• **WHAT YOU HAVE TO DO**
Repeat the lines below exactly as they appear, but leave out the images.
*** DATA EXCERPTS ***
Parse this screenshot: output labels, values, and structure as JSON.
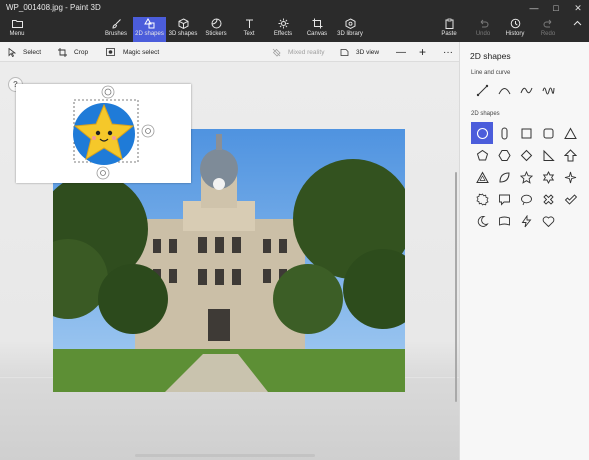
{
  "window": {
    "title": "WP_001408.jpg - Paint 3D"
  },
  "ribbon": {
    "menu_label": "Menu",
    "tabs": [
      {
        "label": "Brushes"
      },
      {
        "label": "2D shapes"
      },
      {
        "label": "3D shapes"
      },
      {
        "label": "Stickers"
      },
      {
        "label": "Text"
      },
      {
        "label": "Effects"
      },
      {
        "label": "Canvas"
      },
      {
        "label": "3D library"
      }
    ],
    "paste_label": "Paste",
    "undo_label": "Undo",
    "history_label": "History",
    "redo_label": "Redo"
  },
  "toolbar": {
    "select_label": "Select",
    "crop_label": "Crop",
    "magic_select_label": "Magic select",
    "mixed_reality_label": "Mixed reality",
    "view_3d_label": "3D view"
  },
  "canvas": {
    "help_label": "?"
  },
  "side_panel": {
    "title": "2D shapes",
    "line_section_label": "Line and curve",
    "shapes_section_label": "2D shapes",
    "line_tools": [
      "line",
      "curve",
      "3-point curve",
      "4-point curve"
    ],
    "shape_tools": [
      "circle",
      "rounded pill",
      "square",
      "rounded square",
      "triangle",
      "pentagon",
      "hexagon",
      "diamond",
      "right triangle",
      "up arrow",
      "outlined triangle",
      "curved shape",
      "star (4-point)",
      "star (6-point)",
      "star (8-point)",
      "gear",
      "speech bubble",
      "thought bubble",
      "cross",
      "check mark",
      "crescent",
      "banner",
      "lightning",
      "heart"
    ]
  },
  "colors": {
    "accent": "#4b5ddb",
    "ribbon_bg": "#2b2b2b",
    "sticker_blue": "#1f7bd8",
    "star_yellow": "#f5c82a"
  }
}
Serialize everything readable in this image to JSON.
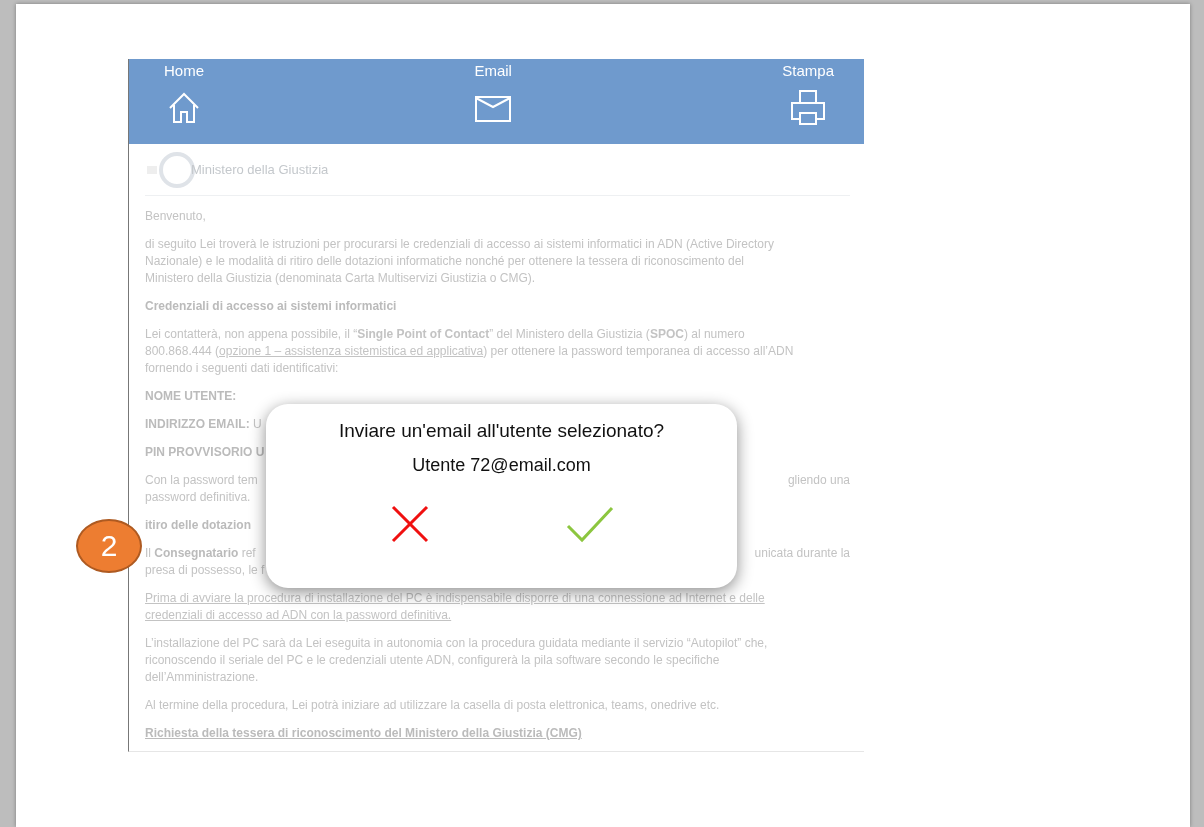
{
  "nav": [
    {
      "label": "Home"
    },
    {
      "label": "Email"
    },
    {
      "label": "Stampa"
    }
  ],
  "logo": {
    "text": "Ministero della Giustizia"
  },
  "document": {
    "blocks": [
      {
        "kind": "para",
        "lines": [
          "Benvenuto,"
        ]
      },
      {
        "kind": "para",
        "lines": [
          "di seguito Lei troverà le istruzioni per procurarsi le credenziali di accesso ai sistemi informatici in ADN (Active Directory",
          "Nazionale) e  le modalità di ritiro delle dotazioni informatiche nonché  per ottenere la tessera di riconoscimento del",
          "Ministero della Giustizia (denominata Carta Multiservizi Giustizia o CMG)."
        ]
      },
      {
        "kind": "heading",
        "lines": [
          "Credenziali di accesso ai sistemi informatici"
        ]
      },
      {
        "kind": "para",
        "lines": [
          "Lei contatterà, non appena possibile, il “**Single Point of Contact**” del Ministero della Giustizia (**SPOC**) al numero",
          {
            "before": "800.868.444 (",
            "link": "opzione 1 – assistenza sistemistica ed applicativa",
            "after": ") per ottenere la password temporanea di accesso all’ADN"
          },
          "fornendo i seguenti dati identificativi:"
        ]
      },
      {
        "kind": "heading",
        "lines": [
          "NOME UTENTE:"
        ]
      },
      {
        "kind": "split",
        "lines": [
          {
            "left": "**INDIRIZZO EMAIL:** U"
          }
        ]
      },
      {
        "kind": "split",
        "lines": [
          {
            "left": "**PIN PROVVISORIO U**"
          }
        ]
      },
      {
        "kind": "split",
        "lines": [
          {
            "left": "Con la password tem",
            "right": "gliendo una"
          },
          {
            "left": "password definitiva."
          }
        ]
      },
      {
        "kind": "split",
        "lines": [
          {
            "left": "**itiro delle dotazion**"
          }
        ]
      },
      {
        "kind": "split",
        "lines": [
          {
            "left": "Il **Consegnatario** ref",
            "right": "unicata durante la"
          },
          {
            "left": "presa di possesso, le f"
          }
        ]
      },
      {
        "kind": "underlined",
        "lines": [
          "Prima di avviare la procedura di installazione del PC è indispensabile disporre di una connessione ad Internet e delle",
          "credenziali di accesso ad ADN con la password definitiva."
        ]
      },
      {
        "kind": "para",
        "lines": [
          "L’installazione del PC sarà da Lei eseguita in autonomia con la procedura guidata mediante il servizio “Autopilot” che,",
          "riconoscendo il seriale del PC e le credenziali utente ADN, configurerà la pila software secondo le specifiche",
          "dell’Amministrazione."
        ]
      },
      {
        "kind": "para",
        "lines": [
          "Al termine della procedura, Lei potrà iniziare ad utilizzare la casella di posta elettronica, teams, onedrive etc."
        ]
      },
      {
        "kind": "heading_underlined",
        "lines": [
          "Richiesta della tessera di riconoscimento del Ministero della Giustizia (CMG)"
        ]
      }
    ]
  },
  "dialog": {
    "question": "Inviare un'email all'utente selezionato?",
    "recipient": "Utente 72@email.com",
    "buttons": [
      {
        "kind": "cancel"
      },
      {
        "kind": "confirm"
      }
    ]
  },
  "step_badge": "2"
}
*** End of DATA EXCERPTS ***
• **TASK RESULT**
Parse this screenshot: output labels, values, and structure as JSON.
{
  "window": {
    "title": "WP_001408.jpg - Paint 3D"
  },
  "ribbon": {
    "menu_label": "Menu",
    "tabs": [
      {
        "label": "Brushes"
      },
      {
        "label": "2D shapes"
      },
      {
        "label": "3D shapes"
      },
      {
        "label": "Stickers"
      },
      {
        "label": "Text"
      },
      {
        "label": "Effects"
      },
      {
        "label": "Canvas"
      },
      {
        "label": "3D library"
      }
    ],
    "paste_label": "Paste",
    "undo_label": "Undo",
    "history_label": "History",
    "redo_label": "Redo"
  },
  "toolbar": {
    "select_label": "Select",
    "crop_label": "Crop",
    "magic_select_label": "Magic select",
    "mixed_reality_label": "Mixed reality",
    "view_3d_label": "3D view"
  },
  "canvas": {
    "help_label": "?"
  },
  "side_panel": {
    "title": "2D shapes",
    "line_section_label": "Line and curve",
    "shapes_section_label": "2D shapes",
    "line_tools": [
      "line",
      "curve",
      "3-point curve",
      "4-point curve"
    ],
    "shape_tools": [
      "circle",
      "rounded pill",
      "square",
      "rounded square",
      "triangle",
      "pentagon",
      "hexagon",
      "diamond",
      "right triangle",
      "up arrow",
      "outlined triangle",
      "curved shape",
      "star (4-point)",
      "star (6-point)",
      "star (8-point)",
      "gear",
      "speech bubble",
      "thought bubble",
      "cross",
      "check mark",
      "crescent",
      "banner",
      "lightning",
      "heart"
    ]
  },
  "colors": {
    "accent": "#4b5ddb",
    "ribbon_bg": "#2b2b2b",
    "sticker_blue": "#1f7bd8",
    "star_yellow": "#f5c82a"
  }
}
Serialize everything readable in this image to JSON.
{
  "nav": [
    {
      "label": "Home"
    },
    {
      "label": "Email"
    },
    {
      "label": "Stampa"
    }
  ],
  "logo": {
    "text": "Ministero della Giustizia"
  },
  "document": {
    "blocks": [
      {
        "kind": "para",
        "lines": [
          "Benvenuto,"
        ]
      },
      {
        "kind": "para",
        "lines": [
          "di seguito Lei troverà le istruzioni per procurarsi le credenziali di accesso ai sistemi informatici in ADN (Active Directory",
          "Nazionale) e  le modalità di ritiro delle dotazioni informatiche nonché  per ottenere la tessera di riconoscimento del",
          "Ministero della Giustizia (denominata Carta Multiservizi Giustizia o CMG)."
        ]
      },
      {
        "kind": "heading",
        "lines": [
          "Credenziali di accesso ai sistemi informatici"
        ]
      },
      {
        "kind": "para",
        "lines": [
          "Lei contatterà, non appena possibile, il “**Single Point of Contact**” del Ministero della Giustizia (**SPOC**) al numero",
          {
            "before": "800.868.444 (",
            "link": "opzione 1 – assistenza sistemistica ed applicativa",
            "after": ") per ottenere la password temporanea di accesso all’ADN"
          },
          "fornendo i seguenti dati identificativi:"
        ]
      },
      {
        "kind": "heading",
        "lines": [
          "NOME UTENTE:"
        ]
      },
      {
        "kind": "split",
        "lines": [
          {
            "left": "**INDIRIZZO EMAIL:** U"
          }
        ]
      },
      {
        "kind": "split",
        "lines": [
          {
            "left": "**PIN PROVVISORIO U**"
          }
        ]
      },
      {
        "kind": "split",
        "lines": [
          {
            "left": "Con la password tem",
            "right": "gliendo una"
          },
          {
            "left": "password definitiva."
          }
        ]
      },
      {
        "kind": "split",
        "lines": [
          {
            "left": "**itiro delle dotazion**"
          }
        ]
      },
      {
        "kind": "split",
        "lines": [
          {
            "left": "Il **Consegnatario** ref",
            "right": "unicata durante la"
          },
          {
            "left": "presa di possesso, le f"
          }
        ]
      },
      {
        "kind": "underlined",
        "lines": [
          "Prima di avviare la procedura di installazione del PC è indispensabile disporre di una connessione ad Internet e delle",
          "credenziali di accesso ad ADN con la password definitiva."
        ]
      },
      {
        "kind": "para",
        "lines": [
          "L’installazione del PC sarà da Lei eseguita in autonomia con la procedura guidata mediante il servizio “Autopilot” che,",
          "riconoscendo il seriale del PC e le credenziali utente ADN, configurerà la pila software secondo le specifiche",
          "dell’Amministrazione."
        ]
      },
      {
        "kind": "para",
        "lines": [
          "Al termine della procedura, Lei potrà iniziare ad utilizzare la casella di posta elettronica, teams, onedrive etc."
        ]
      },
      {
        "kind": "heading_underlined",
        "lines": [
          "Richiesta della tessera di riconoscimento del Ministero della Giustizia (CMG)"
        ]
      }
    ]
  },
  "dialog": {
    "question": "Inviare un'email all'utente selezionato?",
    "recipient": "Utente 72@email.com",
    "buttons": [
      {
        "kind": "cancel"
      },
      {
        "kind": "confirm"
      }
    ]
  },
  "step_badge": "2"
}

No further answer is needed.